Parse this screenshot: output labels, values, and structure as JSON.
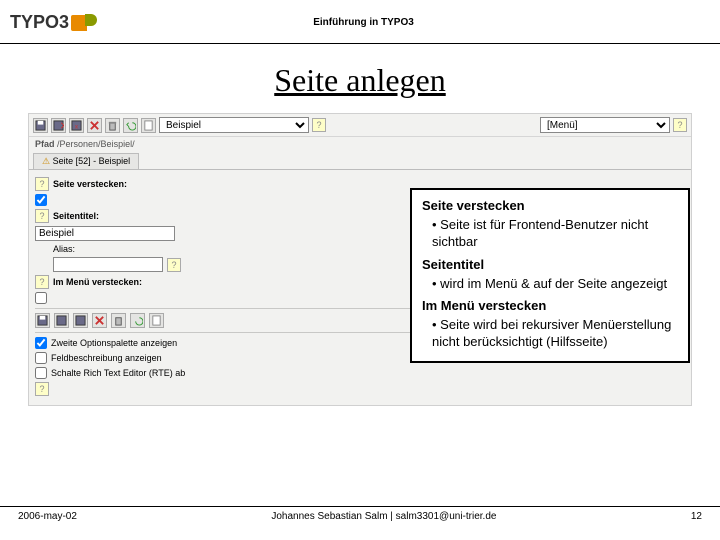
{
  "header": {
    "logo_text": "TYPO3",
    "title": "Einführung in TYPO3"
  },
  "slide": {
    "title": "Seite anlegen"
  },
  "toolbar": {
    "type_select": "Beispiel",
    "menu_select": "[Menü]"
  },
  "path": {
    "label": "Pfad",
    "value": "/Personen/Beispiel/"
  },
  "tab": {
    "label": "Seite [52] - Beispiel"
  },
  "form": {
    "hide": {
      "label": "Seite verstecken:"
    },
    "pagetitle": {
      "label": "Seitentitel:",
      "value": "Beispiel"
    },
    "alias": {
      "label": "Alias:",
      "value": ""
    },
    "hidemenu": {
      "label": "Im Menü verstecken:"
    }
  },
  "options": {
    "opt1": "Zweite Optionspalette anzeigen",
    "opt2": "Feldbeschreibung anzeigen",
    "opt3": "Schalte Rich Text Editor (RTE) ab"
  },
  "callout": {
    "h1": "Seite verstecken",
    "p1": "• Seite ist für Frontend-Benutzer nicht sichtbar",
    "h2": "Seitentitel",
    "p2": "• wird im Menü & auf der Seite angezeigt",
    "h3": "Im Menü verstecken",
    "p3": "• Seite wird bei rekursiver Menüerstellung nicht berücksichtigt (Hilfsseite)"
  },
  "footer": {
    "date": "2006-may-02",
    "author": "Johannes Sebastian Salm | salm3301@uni-trier.de",
    "pageno": "12"
  }
}
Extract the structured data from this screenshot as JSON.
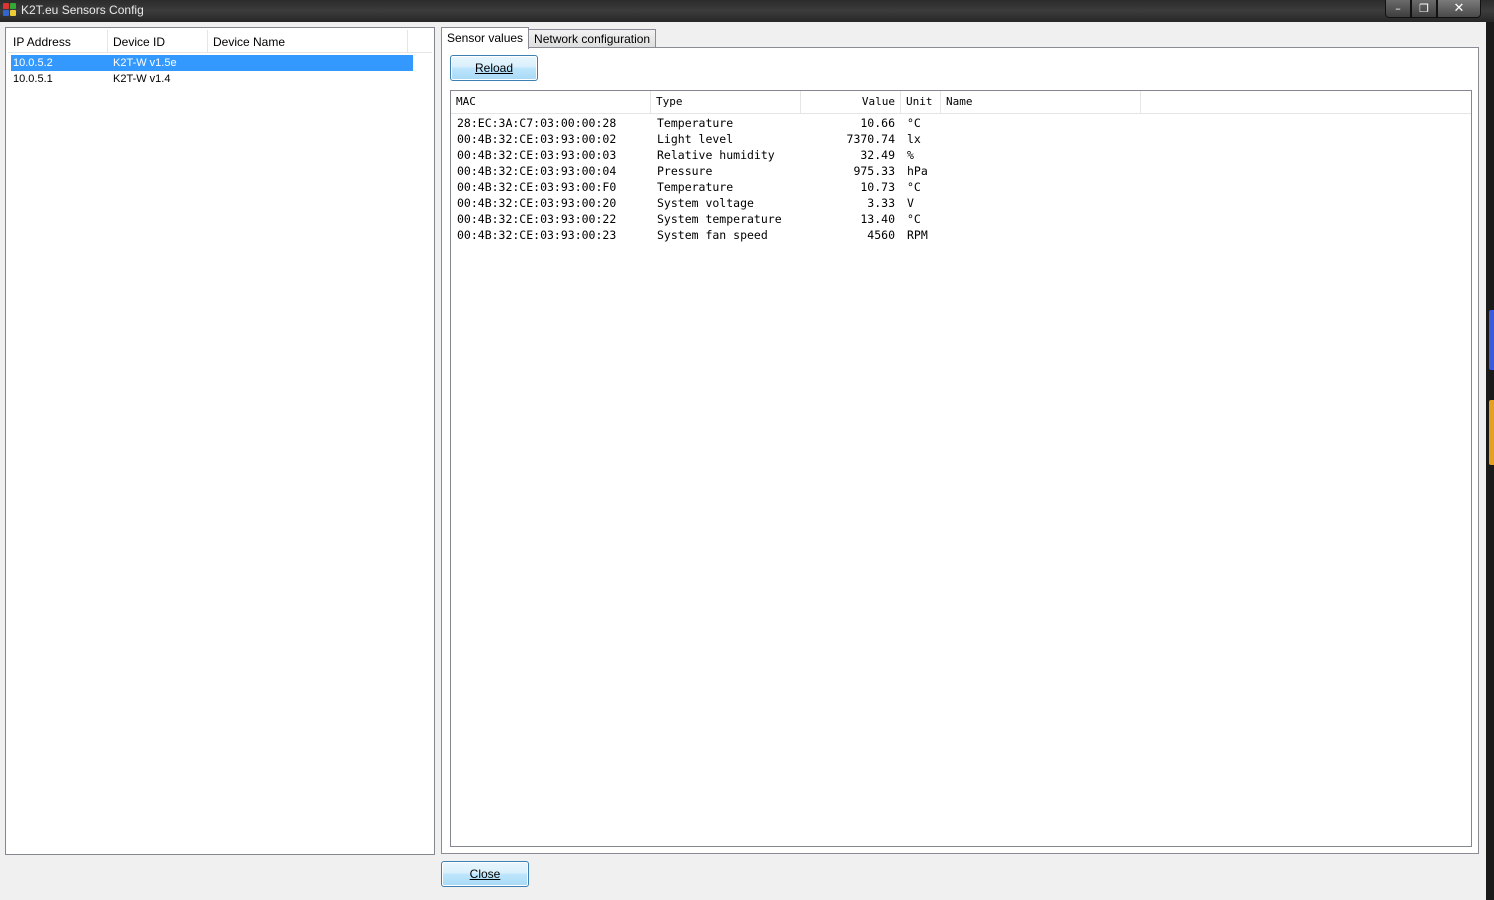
{
  "window": {
    "title": "K2T.eu Sensors Config",
    "minimize": "–",
    "maximize": "❐",
    "close": "✕"
  },
  "devices": {
    "columns": [
      "IP Address",
      "Device ID",
      "Device Name"
    ],
    "rows": [
      {
        "ip": "10.0.5.2",
        "id": "K2T-W v1.5e",
        "name": "",
        "selected": true
      },
      {
        "ip": "10.0.5.1",
        "id": "K2T-W v1.4",
        "name": "",
        "selected": false
      }
    ]
  },
  "tabs": [
    {
      "label": "Sensor values",
      "active": true
    },
    {
      "label": "Network configuration",
      "active": false
    }
  ],
  "sensor_panel": {
    "reload_label": "Reload",
    "columns": [
      "MAC",
      "Type",
      "Value",
      "Unit",
      "Name"
    ],
    "rows": [
      {
        "mac": "28:EC:3A:C7:03:00:00:28",
        "type": "Temperature",
        "value": "10.66",
        "unit": "°C",
        "name": ""
      },
      {
        "mac": "00:4B:32:CE:03:93:00:02",
        "type": "Light level",
        "value": "7370.74",
        "unit": "lx",
        "name": ""
      },
      {
        "mac": "00:4B:32:CE:03:93:00:03",
        "type": "Relative humidity",
        "value": "32.49",
        "unit": "%",
        "name": ""
      },
      {
        "mac": "00:4B:32:CE:03:93:00:04",
        "type": "Pressure",
        "value": "975.33",
        "unit": "hPa",
        "name": ""
      },
      {
        "mac": "00:4B:32:CE:03:93:00:F0",
        "type": "Temperature",
        "value": "10.73",
        "unit": "°C",
        "name": ""
      },
      {
        "mac": "00:4B:32:CE:03:93:00:20",
        "type": "System voltage",
        "value": "3.33",
        "unit": "V",
        "name": ""
      },
      {
        "mac": "00:4B:32:CE:03:93:00:22",
        "type": "System temperature",
        "value": "13.40",
        "unit": "°C",
        "name": ""
      },
      {
        "mac": "00:4B:32:CE:03:93:00:23",
        "type": "System fan speed",
        "value": "4560",
        "unit": "RPM",
        "name": ""
      }
    ]
  },
  "footer": {
    "close_label": "Close"
  },
  "colors": {
    "selection": "#3399ff",
    "button_border": "#3c7fb1"
  }
}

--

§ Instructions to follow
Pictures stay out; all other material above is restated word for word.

§ Written solution
Parse this screenshot: output labels, values, and structure as JSON.
{
  "header": {
    "logo_text": "TYPO3",
    "title": "Einführung in TYPO3"
  },
  "slide": {
    "title": "Seite anlegen"
  },
  "toolbar": {
    "type_select": "Beispiel",
    "menu_select": "[Menü]"
  },
  "path": {
    "label": "Pfad",
    "value": "/Personen/Beispiel/"
  },
  "tab": {
    "label": "Seite [52] - Beispiel"
  },
  "form": {
    "hide": {
      "label": "Seite verstecken:"
    },
    "pagetitle": {
      "label": "Seitentitel:",
      "value": "Beispiel"
    },
    "alias": {
      "label": "Alias:",
      "value": ""
    },
    "hidemenu": {
      "label": "Im Menü verstecken:"
    }
  },
  "options": {
    "opt1": "Zweite Optionspalette anzeigen",
    "opt2": "Feldbeschreibung anzeigen",
    "opt3": "Schalte Rich Text Editor (RTE) ab"
  },
  "callout": {
    "h1": "Seite verstecken",
    "p1": "• Seite ist für Frontend-Benutzer nicht sichtbar",
    "h2": "Seitentitel",
    "p2": "• wird im Menü & auf der Seite angezeigt",
    "h3": "Im Menü verstecken",
    "p3": "• Seite wird bei rekursiver Menüerstellung nicht berücksichtigt (Hilfsseite)"
  },
  "footer": {
    "date": "2006-may-02",
    "author": "Johannes Sebastian Salm | salm3301@uni-trier.de",
    "pageno": "12"
  }
}
Extract the structured data from this screenshot as JSON.
{
  "window": {
    "title": "K2T.eu Sensors Config",
    "minimize": "–",
    "maximize": "❐",
    "close": "✕"
  },
  "devices": {
    "columns": [
      "IP Address",
      "Device ID",
      "Device Name"
    ],
    "rows": [
      {
        "ip": "10.0.5.2",
        "id": "K2T-W v1.5e",
        "name": "",
        "selected": true
      },
      {
        "ip": "10.0.5.1",
        "id": "K2T-W v1.4",
        "name": "",
        "selected": false
      }
    ]
  },
  "tabs": [
    {
      "label": "Sensor values",
      "active": true
    },
    {
      "label": "Network configuration",
      "active": false
    }
  ],
  "sensor_panel": {
    "reload_label": "Reload",
    "columns": [
      "MAC",
      "Type",
      "Value",
      "Unit",
      "Name"
    ],
    "rows": [
      {
        "mac": "28:EC:3A:C7:03:00:00:28",
        "type": "Temperature",
        "value": "10.66",
        "unit": "°C",
        "name": ""
      },
      {
        "mac": "00:4B:32:CE:03:93:00:02",
        "type": "Light level",
        "value": "7370.74",
        "unit": "lx",
        "name": ""
      },
      {
        "mac": "00:4B:32:CE:03:93:00:03",
        "type": "Relative humidity",
        "value": "32.49",
        "unit": "%",
        "name": ""
      },
      {
        "mac": "00:4B:32:CE:03:93:00:04",
        "type": "Pressure",
        "value": "975.33",
        "unit": "hPa",
        "name": ""
      },
      {
        "mac": "00:4B:32:CE:03:93:00:F0",
        "type": "Temperature",
        "value": "10.73",
        "unit": "°C",
        "name": ""
      },
      {
        "mac": "00:4B:32:CE:03:93:00:20",
        "type": "System voltage",
        "value": "3.33",
        "unit": "V",
        "name": ""
      },
      {
        "mac": "00:4B:32:CE:03:93:00:22",
        "type": "System temperature",
        "value": "13.40",
        "unit": "°C",
        "name": ""
      },
      {
        "mac": "00:4B:32:CE:03:93:00:23",
        "type": "System fan speed",
        "value": "4560",
        "unit": "RPM",
        "name": ""
      }
    ]
  },
  "footer": {
    "close_label": "Close"
  },
  "colors": {
    "selection": "#3399ff",
    "button_border": "#3c7fb1"
  }
}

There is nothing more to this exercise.